Problem requirements:
Across all the records, filter for lines with the word "title" and copy them.

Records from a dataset
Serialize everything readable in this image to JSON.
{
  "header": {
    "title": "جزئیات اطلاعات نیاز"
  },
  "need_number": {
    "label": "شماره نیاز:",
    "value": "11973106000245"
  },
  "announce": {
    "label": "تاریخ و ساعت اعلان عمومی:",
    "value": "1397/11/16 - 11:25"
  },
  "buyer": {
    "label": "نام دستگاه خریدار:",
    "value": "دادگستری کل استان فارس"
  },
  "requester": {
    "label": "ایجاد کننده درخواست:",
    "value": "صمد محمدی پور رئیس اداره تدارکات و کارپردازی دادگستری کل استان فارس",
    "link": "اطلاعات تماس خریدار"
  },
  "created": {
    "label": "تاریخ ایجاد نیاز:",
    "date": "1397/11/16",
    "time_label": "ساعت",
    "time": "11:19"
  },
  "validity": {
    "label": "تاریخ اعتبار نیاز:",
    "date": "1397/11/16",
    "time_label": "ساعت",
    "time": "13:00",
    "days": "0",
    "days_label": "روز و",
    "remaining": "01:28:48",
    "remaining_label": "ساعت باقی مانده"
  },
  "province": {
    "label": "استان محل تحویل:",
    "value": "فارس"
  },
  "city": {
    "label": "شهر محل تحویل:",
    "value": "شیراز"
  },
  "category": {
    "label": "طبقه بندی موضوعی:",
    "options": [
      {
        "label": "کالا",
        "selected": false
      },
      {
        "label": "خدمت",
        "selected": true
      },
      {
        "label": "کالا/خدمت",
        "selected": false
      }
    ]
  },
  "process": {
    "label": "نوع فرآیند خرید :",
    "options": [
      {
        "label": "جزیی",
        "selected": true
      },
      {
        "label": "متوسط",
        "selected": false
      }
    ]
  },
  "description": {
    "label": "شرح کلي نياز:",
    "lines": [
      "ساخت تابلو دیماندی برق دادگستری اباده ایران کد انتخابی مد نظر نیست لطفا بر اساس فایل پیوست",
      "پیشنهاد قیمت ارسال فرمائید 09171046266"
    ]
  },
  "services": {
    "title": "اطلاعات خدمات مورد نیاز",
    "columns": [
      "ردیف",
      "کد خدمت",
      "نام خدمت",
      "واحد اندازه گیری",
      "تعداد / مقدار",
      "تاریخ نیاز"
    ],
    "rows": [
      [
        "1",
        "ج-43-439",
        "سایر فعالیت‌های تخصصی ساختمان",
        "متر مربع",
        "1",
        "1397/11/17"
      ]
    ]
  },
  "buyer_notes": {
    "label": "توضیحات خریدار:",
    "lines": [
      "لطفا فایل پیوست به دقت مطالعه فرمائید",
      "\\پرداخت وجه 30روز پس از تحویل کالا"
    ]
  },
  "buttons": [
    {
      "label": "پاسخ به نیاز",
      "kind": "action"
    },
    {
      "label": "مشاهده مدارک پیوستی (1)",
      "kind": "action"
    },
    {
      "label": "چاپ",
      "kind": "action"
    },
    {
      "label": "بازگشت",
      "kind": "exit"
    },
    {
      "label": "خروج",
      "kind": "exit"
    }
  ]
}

Written answer:
    "title": "جزئیات اطلاعات نیاز"
    "title": "اطلاعات خدمات مورد نیاز",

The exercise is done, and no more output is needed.